== THE INPUT

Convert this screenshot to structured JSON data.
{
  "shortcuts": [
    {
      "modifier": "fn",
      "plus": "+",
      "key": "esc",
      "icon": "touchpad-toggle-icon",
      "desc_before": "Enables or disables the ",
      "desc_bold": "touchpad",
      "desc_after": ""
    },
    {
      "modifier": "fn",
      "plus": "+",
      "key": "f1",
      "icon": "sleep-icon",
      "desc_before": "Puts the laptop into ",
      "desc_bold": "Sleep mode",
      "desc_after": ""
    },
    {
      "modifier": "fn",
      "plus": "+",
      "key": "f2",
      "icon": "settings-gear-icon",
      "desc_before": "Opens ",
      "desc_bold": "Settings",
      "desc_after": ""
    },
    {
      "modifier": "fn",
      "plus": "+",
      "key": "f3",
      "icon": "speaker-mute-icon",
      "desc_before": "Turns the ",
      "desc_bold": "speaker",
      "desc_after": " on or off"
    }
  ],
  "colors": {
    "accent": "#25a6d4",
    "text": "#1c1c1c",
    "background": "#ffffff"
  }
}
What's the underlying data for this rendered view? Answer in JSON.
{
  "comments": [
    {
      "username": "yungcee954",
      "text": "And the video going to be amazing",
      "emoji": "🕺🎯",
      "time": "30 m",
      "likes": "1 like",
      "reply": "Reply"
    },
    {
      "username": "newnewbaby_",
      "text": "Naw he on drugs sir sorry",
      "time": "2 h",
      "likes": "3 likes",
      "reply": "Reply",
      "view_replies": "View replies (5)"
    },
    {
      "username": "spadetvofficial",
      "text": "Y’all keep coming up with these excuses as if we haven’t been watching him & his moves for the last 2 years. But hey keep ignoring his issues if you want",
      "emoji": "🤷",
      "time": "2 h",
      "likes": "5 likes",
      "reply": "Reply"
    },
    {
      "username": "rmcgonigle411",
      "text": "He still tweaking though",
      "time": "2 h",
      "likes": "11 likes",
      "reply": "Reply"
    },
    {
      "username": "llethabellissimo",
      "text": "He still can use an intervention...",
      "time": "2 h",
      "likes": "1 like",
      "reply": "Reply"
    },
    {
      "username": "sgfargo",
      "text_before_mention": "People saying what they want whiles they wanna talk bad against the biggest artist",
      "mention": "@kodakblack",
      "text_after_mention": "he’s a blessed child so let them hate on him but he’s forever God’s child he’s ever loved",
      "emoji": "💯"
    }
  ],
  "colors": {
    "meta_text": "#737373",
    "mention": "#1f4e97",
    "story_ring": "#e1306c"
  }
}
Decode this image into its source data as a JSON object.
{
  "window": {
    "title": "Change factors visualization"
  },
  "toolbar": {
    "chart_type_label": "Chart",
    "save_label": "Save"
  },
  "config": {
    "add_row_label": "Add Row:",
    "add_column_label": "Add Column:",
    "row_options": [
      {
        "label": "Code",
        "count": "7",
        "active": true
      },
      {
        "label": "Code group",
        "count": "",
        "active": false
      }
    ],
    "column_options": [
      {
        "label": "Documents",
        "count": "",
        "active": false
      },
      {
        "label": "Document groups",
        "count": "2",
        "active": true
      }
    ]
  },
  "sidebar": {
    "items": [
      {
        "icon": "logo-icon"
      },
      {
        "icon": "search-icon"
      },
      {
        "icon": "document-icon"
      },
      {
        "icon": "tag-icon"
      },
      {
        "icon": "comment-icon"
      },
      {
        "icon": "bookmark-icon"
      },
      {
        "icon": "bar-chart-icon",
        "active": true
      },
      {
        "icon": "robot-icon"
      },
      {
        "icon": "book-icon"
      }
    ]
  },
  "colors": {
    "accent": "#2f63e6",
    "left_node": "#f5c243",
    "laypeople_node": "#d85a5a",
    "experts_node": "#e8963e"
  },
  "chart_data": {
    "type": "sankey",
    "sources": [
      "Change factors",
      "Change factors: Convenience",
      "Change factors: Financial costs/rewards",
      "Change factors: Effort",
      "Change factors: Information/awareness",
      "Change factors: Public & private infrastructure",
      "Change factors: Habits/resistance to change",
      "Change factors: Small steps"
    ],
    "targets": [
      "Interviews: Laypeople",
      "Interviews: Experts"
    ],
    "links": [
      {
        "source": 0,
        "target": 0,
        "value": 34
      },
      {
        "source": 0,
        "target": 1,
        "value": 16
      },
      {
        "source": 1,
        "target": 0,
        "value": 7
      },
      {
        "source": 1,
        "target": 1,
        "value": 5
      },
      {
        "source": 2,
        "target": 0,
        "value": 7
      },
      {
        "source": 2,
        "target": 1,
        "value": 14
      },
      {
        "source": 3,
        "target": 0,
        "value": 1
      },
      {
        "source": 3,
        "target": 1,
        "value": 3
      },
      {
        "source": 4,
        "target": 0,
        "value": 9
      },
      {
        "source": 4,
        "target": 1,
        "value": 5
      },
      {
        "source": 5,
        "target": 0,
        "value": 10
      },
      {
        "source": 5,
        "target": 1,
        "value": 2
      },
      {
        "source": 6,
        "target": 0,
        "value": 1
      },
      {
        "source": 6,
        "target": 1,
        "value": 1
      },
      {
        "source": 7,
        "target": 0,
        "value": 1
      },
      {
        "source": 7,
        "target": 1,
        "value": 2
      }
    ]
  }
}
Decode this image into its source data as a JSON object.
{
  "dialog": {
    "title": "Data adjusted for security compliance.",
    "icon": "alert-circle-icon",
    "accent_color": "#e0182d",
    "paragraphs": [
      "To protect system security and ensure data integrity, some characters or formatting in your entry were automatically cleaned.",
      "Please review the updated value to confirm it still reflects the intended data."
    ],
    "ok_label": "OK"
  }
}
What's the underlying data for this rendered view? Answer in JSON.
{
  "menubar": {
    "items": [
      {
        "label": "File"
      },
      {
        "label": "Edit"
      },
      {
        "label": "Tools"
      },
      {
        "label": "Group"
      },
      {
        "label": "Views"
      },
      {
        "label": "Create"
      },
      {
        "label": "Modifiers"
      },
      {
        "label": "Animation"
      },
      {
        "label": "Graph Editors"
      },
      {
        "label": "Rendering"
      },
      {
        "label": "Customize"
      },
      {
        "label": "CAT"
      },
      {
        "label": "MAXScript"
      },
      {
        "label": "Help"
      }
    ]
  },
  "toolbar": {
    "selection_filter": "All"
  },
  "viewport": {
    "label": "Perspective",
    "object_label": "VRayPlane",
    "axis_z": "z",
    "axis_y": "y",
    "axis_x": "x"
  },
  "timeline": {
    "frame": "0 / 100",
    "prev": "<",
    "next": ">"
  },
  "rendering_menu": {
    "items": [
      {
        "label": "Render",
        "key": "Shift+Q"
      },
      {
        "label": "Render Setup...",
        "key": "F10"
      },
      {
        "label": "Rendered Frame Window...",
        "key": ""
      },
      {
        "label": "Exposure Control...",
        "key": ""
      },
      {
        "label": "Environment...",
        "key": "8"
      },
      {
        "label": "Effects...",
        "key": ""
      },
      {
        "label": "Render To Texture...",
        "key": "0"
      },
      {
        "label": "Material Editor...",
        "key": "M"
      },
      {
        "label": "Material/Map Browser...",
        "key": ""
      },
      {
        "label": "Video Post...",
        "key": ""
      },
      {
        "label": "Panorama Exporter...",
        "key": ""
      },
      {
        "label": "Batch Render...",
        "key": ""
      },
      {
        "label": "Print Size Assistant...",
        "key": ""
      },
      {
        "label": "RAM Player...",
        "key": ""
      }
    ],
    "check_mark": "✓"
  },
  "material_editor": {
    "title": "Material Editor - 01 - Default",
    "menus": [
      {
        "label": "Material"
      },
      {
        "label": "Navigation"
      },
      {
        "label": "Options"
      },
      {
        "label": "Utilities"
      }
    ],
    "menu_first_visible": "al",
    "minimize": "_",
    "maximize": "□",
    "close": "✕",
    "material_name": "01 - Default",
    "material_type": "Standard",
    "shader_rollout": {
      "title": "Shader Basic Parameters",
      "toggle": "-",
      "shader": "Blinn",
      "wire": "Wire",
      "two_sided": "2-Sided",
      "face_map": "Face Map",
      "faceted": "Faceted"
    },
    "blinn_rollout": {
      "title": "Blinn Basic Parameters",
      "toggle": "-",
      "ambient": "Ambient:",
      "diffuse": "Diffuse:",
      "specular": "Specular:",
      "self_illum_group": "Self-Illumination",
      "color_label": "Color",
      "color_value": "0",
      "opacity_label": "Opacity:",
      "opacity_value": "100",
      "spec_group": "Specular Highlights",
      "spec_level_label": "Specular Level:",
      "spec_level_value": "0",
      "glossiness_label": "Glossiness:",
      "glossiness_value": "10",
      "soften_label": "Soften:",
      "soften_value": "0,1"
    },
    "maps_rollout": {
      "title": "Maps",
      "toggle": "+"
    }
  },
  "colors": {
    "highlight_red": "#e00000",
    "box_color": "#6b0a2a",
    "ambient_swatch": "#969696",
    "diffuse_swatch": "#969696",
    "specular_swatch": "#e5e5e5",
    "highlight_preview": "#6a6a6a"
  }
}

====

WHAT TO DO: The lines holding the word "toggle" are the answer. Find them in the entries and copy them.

REPLY TO THE TASK:
      "icon": "touchpad-toggle-icon",
      "toggle": "-",
      "toggle": "-",
      "toggle": "+"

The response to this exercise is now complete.